Most importantly, the ending of the game, which is a whopping 2 hours long, includes a chunky gameplay section followed by a movie's length of cutscenes. The story of Death Stranding is not easy to swallow, but the extended ending of the game helps, with answers to many lingering questions regarding the game's protagonist and its world.
3) Final Fantasy VII Remake
From fighting the Whisper Harbinger to then fighting the mighty Bahamut and, to top it all off, a lengthy multi-phased battle against Sephiroth himself, Final Fantasy VII Remake features one of the lengthiest and most engaging finales of the franchise.
Although the quests leading up to the conclusive quest of the game were some of the lengthiest, none holds a candle to the game's final mission. The whole thing is a full hour of non-spot action and cinematic set-pieces.
The finale to this phenomenal remake is around one hour long, counting both the cinematics and the gameplay bits of the quest. The sense of finality as Cloud and his party journey to fight against fate itself is truly immensely gratifying. The whole game was building up to the iconic battle of Cloud against Sephiroth, and the ending greatly delivers on that build-up.
The end to the Final Fantasy VII Remake, without a doubt, is one of the best endings ever created for a role-playing video game, despite its lengthy nature. It will be exciting to see if the next game, Final Fantasy VII Rebirth, keeps this quality of storytelling and quest design intact or perhaps surpasses it.
4) Horizon Zero Dawn
The final mission of Horizon Zero Dawn gives players a fitting conclusion to the first arc of Aloy's journey, as she becomes a Nora Huntress and sets the stage perfectly for the Sequel, Horizon Forbidden West.
Throughout the game, Aloy faced some gnarly machines that she single-handedly defeated using her cunning and arsenal of ranged weaponry. The ending, however, sees her battle not just a couple of giant machines but hordes of corrupted machines and a fully functional Deathbringer.
It is a battle of attrition as it requires players to use everything they have in their arsenal to defeat the machines successfully. Aptly named 'The Face of Extinction,' the mission is truly one of the game's most challenging and lengthy quests, clocking in at around 30-35 hours.
Remedy Entertainment does not hesitate to create unique and thought-provoking stories for their games. Be it giving a psychological twist to their noir action title Max Payne, episodic storytelling with Alan Wake, or mixing full-length live-action episodes with gameplay in Quantum Break.
Control in similar veins to Remedy's previous projects exudes the signature creative storytelling and gameplay innovations. Remedy Entertainment games rarely feature lengthy quests, as they mostly develop linear single-player action games.

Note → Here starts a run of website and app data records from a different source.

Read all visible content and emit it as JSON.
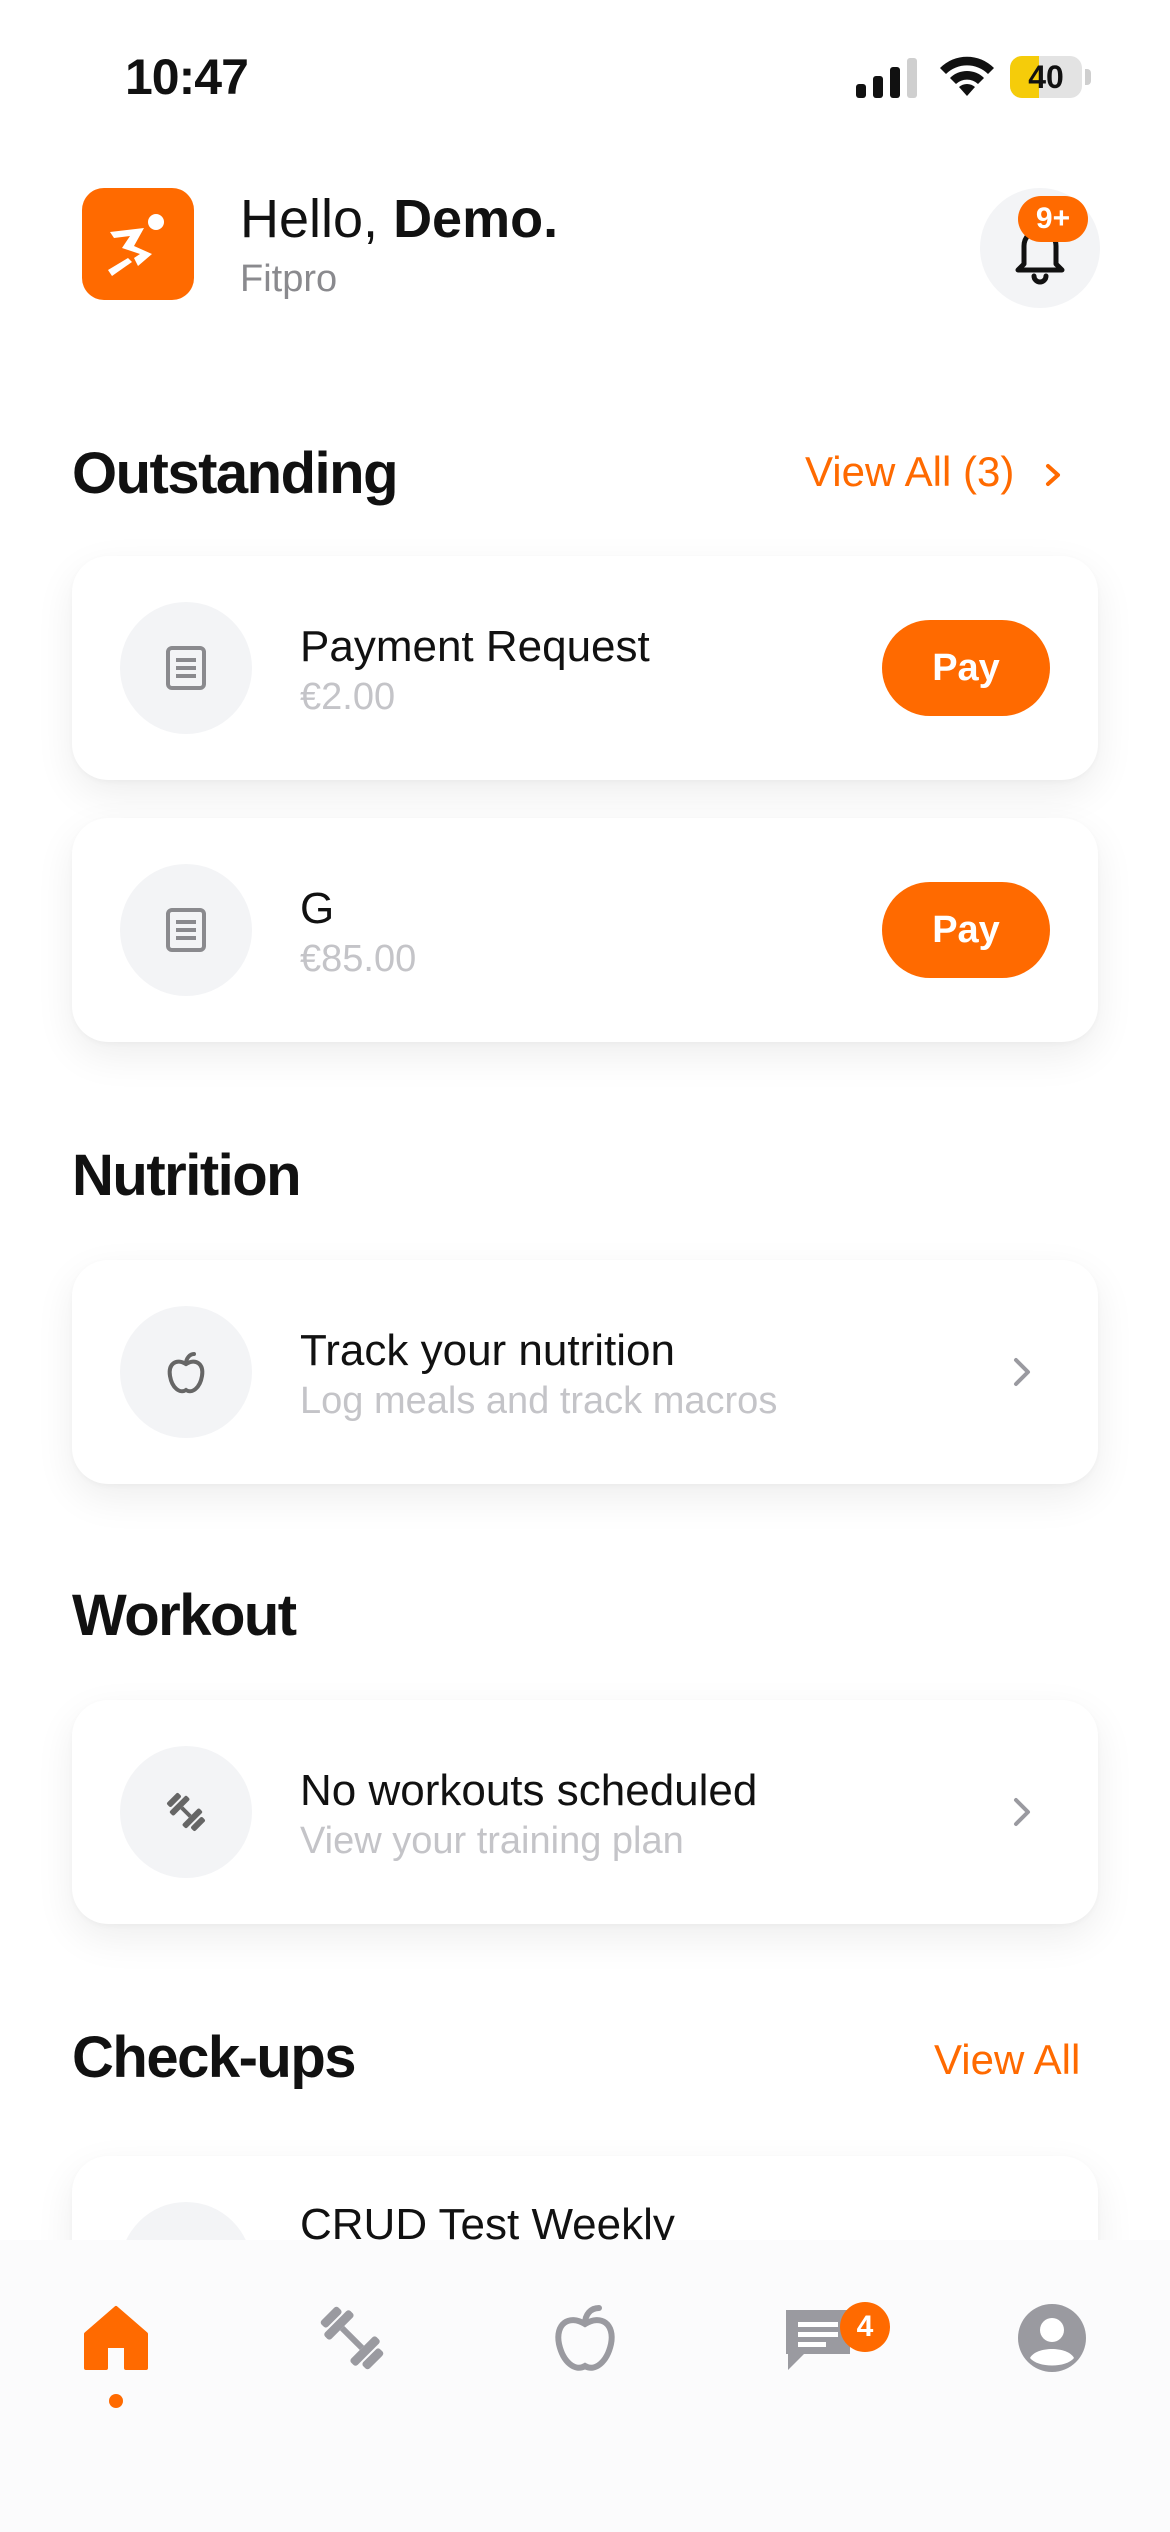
{
  "status_bar": {
    "time": "10:47",
    "battery": "40",
    "battery_level": 0.4
  },
  "header": {
    "greeting_prefix": "Hello, ",
    "user_name": "Demo.",
    "brand": "Fitpro",
    "notification_badge": "9+"
  },
  "outstanding": {
    "title": "Outstanding",
    "view_all": "View All (3)",
    "items": [
      {
        "title": "Payment Request",
        "amount": "€2.00",
        "action": "Pay",
        "icon": "receipt-icon"
      },
      {
        "title": "G",
        "amount": "€85.00",
        "action": "Pay",
        "icon": "receipt-icon"
      }
    ]
  },
  "nutrition": {
    "title": "Nutrition",
    "card_title": "Track your nutrition",
    "card_sub": "Log meals and track macros",
    "icon": "apple-icon"
  },
  "workout": {
    "title": "Workout",
    "card_title": "No workouts scheduled",
    "card_sub": "View your training plan",
    "icon": "dumbbell-icon"
  },
  "checkups": {
    "title": "Check-ups",
    "view_all": "View All",
    "partial_item": "CRUD Test Weekly"
  },
  "tabbar": {
    "tabs": [
      "home-icon",
      "dumbbell-icon",
      "apple-icon",
      "chat-icon",
      "profile-icon"
    ],
    "messages_badge": "4"
  },
  "colors": {
    "accent": "#ff6a00",
    "muted": "#8a8a8e",
    "subtle": "#c4c4c8"
  }
}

Control, however, seems to be an exception, as it is the first time Remedy has developed an open-ended game that lets players backtrack on previously explored parts of the map and engage in side quests. Although most quests in the game are not very lengthy, clocking in at an average of 7-10 minutes, the end of Control is massive, clocking in at over 40 minutes.

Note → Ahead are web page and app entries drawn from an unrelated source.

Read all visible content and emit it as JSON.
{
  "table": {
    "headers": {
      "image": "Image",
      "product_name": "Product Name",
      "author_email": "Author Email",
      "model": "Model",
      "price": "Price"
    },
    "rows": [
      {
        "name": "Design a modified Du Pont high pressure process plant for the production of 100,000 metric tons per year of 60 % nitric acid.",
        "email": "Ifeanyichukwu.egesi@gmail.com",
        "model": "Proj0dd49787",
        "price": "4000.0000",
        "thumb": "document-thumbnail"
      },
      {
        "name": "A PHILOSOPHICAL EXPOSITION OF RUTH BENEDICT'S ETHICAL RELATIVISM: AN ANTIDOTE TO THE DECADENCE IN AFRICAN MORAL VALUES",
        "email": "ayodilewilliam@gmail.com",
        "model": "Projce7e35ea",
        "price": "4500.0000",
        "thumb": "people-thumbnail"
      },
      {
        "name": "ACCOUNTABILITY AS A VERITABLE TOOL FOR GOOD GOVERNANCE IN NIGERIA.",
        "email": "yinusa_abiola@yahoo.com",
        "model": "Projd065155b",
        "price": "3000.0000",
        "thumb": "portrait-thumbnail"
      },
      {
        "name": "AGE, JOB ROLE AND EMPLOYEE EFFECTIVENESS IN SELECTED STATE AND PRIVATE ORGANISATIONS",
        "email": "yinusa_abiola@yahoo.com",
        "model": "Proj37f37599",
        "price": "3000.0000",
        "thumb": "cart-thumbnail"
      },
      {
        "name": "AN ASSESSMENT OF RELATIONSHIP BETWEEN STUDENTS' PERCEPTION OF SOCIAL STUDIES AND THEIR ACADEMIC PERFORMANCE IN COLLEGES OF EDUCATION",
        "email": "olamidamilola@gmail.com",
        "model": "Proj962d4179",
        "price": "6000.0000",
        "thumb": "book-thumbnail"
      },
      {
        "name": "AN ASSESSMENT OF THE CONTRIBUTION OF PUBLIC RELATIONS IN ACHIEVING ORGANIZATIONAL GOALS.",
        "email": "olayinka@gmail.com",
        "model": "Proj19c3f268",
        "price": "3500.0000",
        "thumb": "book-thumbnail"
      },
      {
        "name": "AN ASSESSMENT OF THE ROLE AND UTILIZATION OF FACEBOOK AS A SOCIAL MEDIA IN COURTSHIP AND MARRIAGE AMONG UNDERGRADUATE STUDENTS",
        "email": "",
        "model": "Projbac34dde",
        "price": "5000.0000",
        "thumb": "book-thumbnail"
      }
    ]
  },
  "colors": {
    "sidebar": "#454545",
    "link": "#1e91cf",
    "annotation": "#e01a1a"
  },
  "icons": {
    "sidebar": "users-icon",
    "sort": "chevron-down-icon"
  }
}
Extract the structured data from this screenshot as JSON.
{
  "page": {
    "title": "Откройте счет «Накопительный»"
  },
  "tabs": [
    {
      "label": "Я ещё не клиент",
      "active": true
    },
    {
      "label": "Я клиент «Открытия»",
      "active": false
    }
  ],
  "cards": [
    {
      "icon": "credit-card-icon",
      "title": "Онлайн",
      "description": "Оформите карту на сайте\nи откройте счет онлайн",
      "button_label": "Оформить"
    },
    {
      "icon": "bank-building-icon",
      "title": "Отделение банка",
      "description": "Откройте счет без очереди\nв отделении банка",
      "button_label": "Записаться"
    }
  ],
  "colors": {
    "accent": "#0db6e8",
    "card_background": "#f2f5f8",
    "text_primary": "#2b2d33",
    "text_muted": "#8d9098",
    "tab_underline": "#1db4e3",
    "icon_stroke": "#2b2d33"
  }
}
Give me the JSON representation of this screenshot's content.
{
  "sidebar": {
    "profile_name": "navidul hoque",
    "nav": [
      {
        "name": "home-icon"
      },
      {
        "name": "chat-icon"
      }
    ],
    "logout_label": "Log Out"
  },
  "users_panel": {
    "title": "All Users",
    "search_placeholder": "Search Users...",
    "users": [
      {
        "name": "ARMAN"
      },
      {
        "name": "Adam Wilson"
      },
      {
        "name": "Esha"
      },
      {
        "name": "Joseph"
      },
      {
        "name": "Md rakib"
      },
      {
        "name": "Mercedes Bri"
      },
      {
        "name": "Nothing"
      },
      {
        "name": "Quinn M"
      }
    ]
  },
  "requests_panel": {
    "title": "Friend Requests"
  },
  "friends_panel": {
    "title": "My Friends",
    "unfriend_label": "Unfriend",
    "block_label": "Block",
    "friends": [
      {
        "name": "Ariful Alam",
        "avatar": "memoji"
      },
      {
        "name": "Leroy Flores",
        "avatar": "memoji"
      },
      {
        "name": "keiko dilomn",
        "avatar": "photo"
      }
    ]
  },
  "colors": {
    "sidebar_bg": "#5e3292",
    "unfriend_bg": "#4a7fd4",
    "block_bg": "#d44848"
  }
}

The finale of the game sees Jesse, the protagonist, battle it out against hordes of Hiss corrupted soldiers to free Polaris, but she fails in her quest, which leads to a fourth-wall-breaking moment with a fake end credit screen. The credit screen is interrupted by a dream sequence where Jesse is stuck in a loop of doing mundane office chores at FBC.

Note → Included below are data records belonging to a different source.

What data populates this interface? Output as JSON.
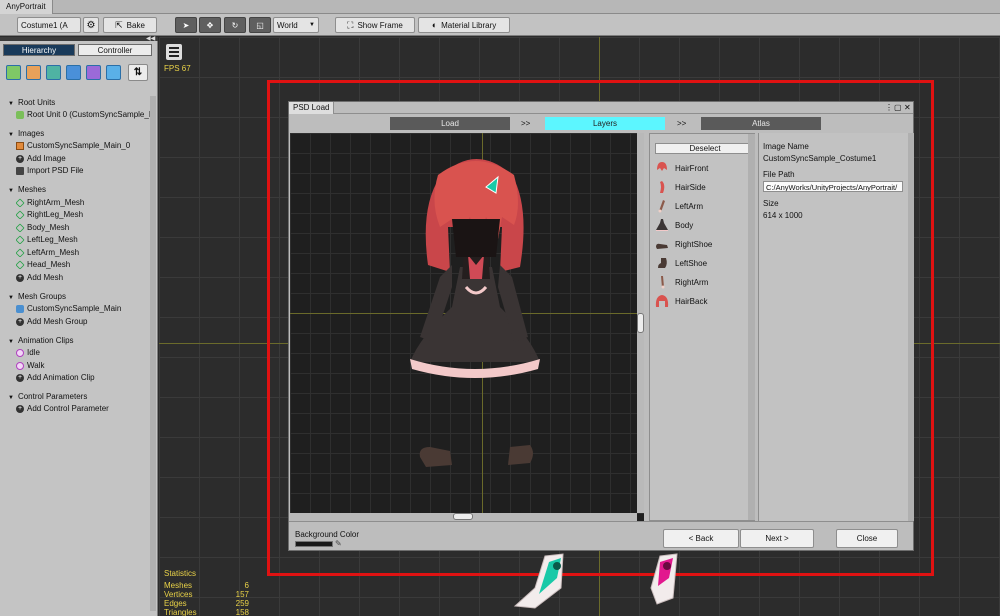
{
  "app": {
    "title": "AnyPortrait"
  },
  "toolbar": {
    "costume_select": "Costume1 (A",
    "bake_label": "Bake",
    "space_select": "World",
    "show_frame_label": "Show Frame",
    "material_library_label": "Material Library"
  },
  "left": {
    "tabs": {
      "hierarchy": "Hierarchy",
      "controller": "Controller"
    },
    "sort_label": "⇅",
    "sections": {
      "root_units": {
        "title": "Root Units",
        "items": [
          "Root Unit 0 (CustomSyncSample_M"
        ]
      },
      "images": {
        "title": "Images",
        "items": [
          "CustomSyncSample_Main_0",
          "Add Image",
          "Import PSD File"
        ]
      },
      "meshes": {
        "title": "Meshes",
        "items": [
          "RightArm_Mesh",
          "RightLeg_Mesh",
          "Body_Mesh",
          "LeftLeg_Mesh",
          "LeftArm_Mesh",
          "Head_Mesh",
          "Add Mesh"
        ]
      },
      "mesh_groups": {
        "title": "Mesh Groups",
        "items": [
          "CustomSyncSample_Main",
          "Add Mesh Group"
        ]
      },
      "animation_clips": {
        "title": "Animation Clips",
        "items": [
          "Idle",
          "Walk",
          "Add Animation Clip"
        ]
      },
      "control_parameters": {
        "title": "Control Parameters",
        "items": [
          "Add Control Parameter"
        ]
      }
    }
  },
  "viewport": {
    "fps": "FPS 67",
    "stats": {
      "title": "Statistics",
      "rows": [
        {
          "label": "Meshes",
          "value": "6"
        },
        {
          "label": "Vertices",
          "value": "157"
        },
        {
          "label": "Edges",
          "value": "259"
        },
        {
          "label": "Triangles",
          "value": "158"
        }
      ]
    }
  },
  "dialog": {
    "title": "PSD Load",
    "steps": {
      "load": "Load",
      "layers": "Layers",
      "atlas": "Atlas",
      "arrow1": ">>",
      "arrow2": ">>"
    },
    "deselect_label": "Deselect",
    "layers": [
      {
        "name": "HairFront",
        "color": "#d9534f"
      },
      {
        "name": "HairSide",
        "color": "#d9534f"
      },
      {
        "name": "LeftArm",
        "color": "#8b5a4a"
      },
      {
        "name": "Body",
        "color": "#3a3a3a"
      },
      {
        "name": "RightShoe",
        "color": "#4a3a34"
      },
      {
        "name": "LeftShoe",
        "color": "#4a3a34"
      },
      {
        "name": "RightArm",
        "color": "#8b5a4a"
      },
      {
        "name": "HairBack",
        "color": "#d9534f"
      }
    ],
    "info": {
      "image_name_label": "Image Name",
      "image_name": "CustomSyncSample_Costume1",
      "file_path_label": "File Path",
      "file_path": "C:/AnyWorks/UnityProjects/AnyPortrait/",
      "size_label": "Size",
      "size": "614 x 1000"
    },
    "background_color_label": "Background Color",
    "back_label": "< Back",
    "next_label": "Next >",
    "close_label": "Close"
  },
  "colors": {
    "highlight": "#e01212",
    "step_active": "#5cf6ff",
    "fps_text": "#ead348",
    "hierarchy_tab": "#193a5a"
  }
}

Ultimately, the dream sequence breaks after a few loops of office chores to reveal the actual ending of Control. Jesse harnesses the full potential of Polaris' powers and fights against an army of Hiss corrupted enemies to save Dylan, her long-lost brother. Although a bit lengthy, the ending is truly as unnerving as the whole plot of the game leading up to it.